How to dissolve peptide in DMSO and still be safe to the cell culture

Dissolving peptides in dimethyl sulfoxide (DMSO) for use in cell culture experiments requires careful handling to ensure both peptide solubility and cell safety. Here's a step-by-step guide on how to do it:

Materials and Reagents:

  1. Peptide of interest
  2. Dimethyl sulfoxide (DMSO)
  3. Sterile, nuclease-free, and pyrogen-free microcentrifuge tubes
  4. Sterile, nuclease-free, and pyrogen-free pipette tips
  5. Sterile phosphate-buffered saline (PBS) or cell culture medium
  6. Sterile cell culture plates or dishes
  7. Cells for culture
  8. Appropriate culture medium


  1. Prepare a Clean Workspace:

    • Ensure that your work area is clean and sterile. Use a laminar flow hood or biosafety cabinet if available.
  2. Peptide Weighing:

    • Weigh the appropriate amount of LifeTein peptide according to your experimental needs using a calibrated analytical balance. Use a clean spatula or microspatula for handling.
  3. Prepare DMSO Stock Solution:

    • Use a sterile and dry microcentrifuge tube to prepare a stock solution of DMSO. Make sure the tube is pyrogen-free and nuclease-free.
    • Add the required volume of DMSO to the tube. DMSO is a common solvent for peptides, and the amount will depend on the peptide's solubility and your desired concentration.
    • Be cautious when using DMSO; it can readily permeate the skin, so wear appropriate personal protective equipment (PPE), such as gloves and lab coat.
  4. Peptide Dissolution:

    • Slowly add the weighed peptide to the DMSO in the tube while gently vortexing or pipetting. It may take some time for the peptide to dissolve completely.
    • Avoid vigorous mixing to minimize the introduction of air bubbles.
  5. Dilution for Cell Culture:

    • Once the peptide is fully dissolved in DMSO, you will need to dilute it further for cell culture to reach the desired working concentration.
    • To do this, add the DMSO-peptide solution dropwise to sterile PBS or cell culture medium while gently mixing. Continue mixing until the DMSO-peptide solution is well-diluted and homogenous.
  6. Final Concentration:

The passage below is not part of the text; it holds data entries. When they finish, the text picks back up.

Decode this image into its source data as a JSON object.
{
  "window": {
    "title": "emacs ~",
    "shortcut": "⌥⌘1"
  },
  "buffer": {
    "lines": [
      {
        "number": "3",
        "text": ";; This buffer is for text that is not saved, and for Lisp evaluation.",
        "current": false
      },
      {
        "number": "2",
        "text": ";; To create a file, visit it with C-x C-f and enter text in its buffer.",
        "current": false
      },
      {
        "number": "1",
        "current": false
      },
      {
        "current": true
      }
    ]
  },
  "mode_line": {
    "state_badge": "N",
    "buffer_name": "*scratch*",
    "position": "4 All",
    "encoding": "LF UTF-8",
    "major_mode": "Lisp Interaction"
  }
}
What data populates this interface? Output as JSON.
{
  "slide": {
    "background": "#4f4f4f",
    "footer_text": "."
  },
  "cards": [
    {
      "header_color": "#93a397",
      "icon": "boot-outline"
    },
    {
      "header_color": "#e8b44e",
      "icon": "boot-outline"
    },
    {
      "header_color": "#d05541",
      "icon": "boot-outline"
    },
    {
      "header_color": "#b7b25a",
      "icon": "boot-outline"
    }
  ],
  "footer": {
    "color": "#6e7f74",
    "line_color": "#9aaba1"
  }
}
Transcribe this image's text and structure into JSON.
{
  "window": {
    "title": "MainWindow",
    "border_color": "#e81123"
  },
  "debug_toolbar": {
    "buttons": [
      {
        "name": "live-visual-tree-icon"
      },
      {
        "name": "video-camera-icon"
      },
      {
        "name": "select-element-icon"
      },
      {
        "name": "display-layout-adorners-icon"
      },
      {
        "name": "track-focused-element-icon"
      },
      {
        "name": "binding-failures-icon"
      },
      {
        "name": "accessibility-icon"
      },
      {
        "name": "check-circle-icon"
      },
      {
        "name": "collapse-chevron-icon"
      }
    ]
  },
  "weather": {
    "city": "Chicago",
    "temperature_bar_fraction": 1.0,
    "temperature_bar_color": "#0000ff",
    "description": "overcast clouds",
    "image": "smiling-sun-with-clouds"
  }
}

    • Calculate the final concentration of DMSO in the cell culture medium. Ensure it is within a range that is not toxic to your cells. DMSO concentrations of 0.1% or lower are generally considered safe for most cell lines, but you should verify this for your specific cell type.
  7. Cell Culture:

    • Aspirate the old cell culture medium from your cells.
    • Add the diluted DMSO-peptide solution to the cells, replacing the old medium. The final peptide concentration should be appropriate for your experiment.
    • Incubate your cells under normal culture conditions.
  8. Controls and Optimization:

    • Include appropriate controls in your experiments, such as cells treated with DMSO alone, to assess potential DMSO-related effects.
  9. Monitoring and Assaying:

    • Monitor your cells during the course of your experiment to assess their viability and functionality.

Remember that the solubility of peptides can vary, so you may need to adjust the DMSO concentration or consider alternative solvents if you encounter difficulties. Always work with sterile materials, follow appropriate safety precautions, and ensure that the DMSO concentration remains within a range that is safe for your specific cell type.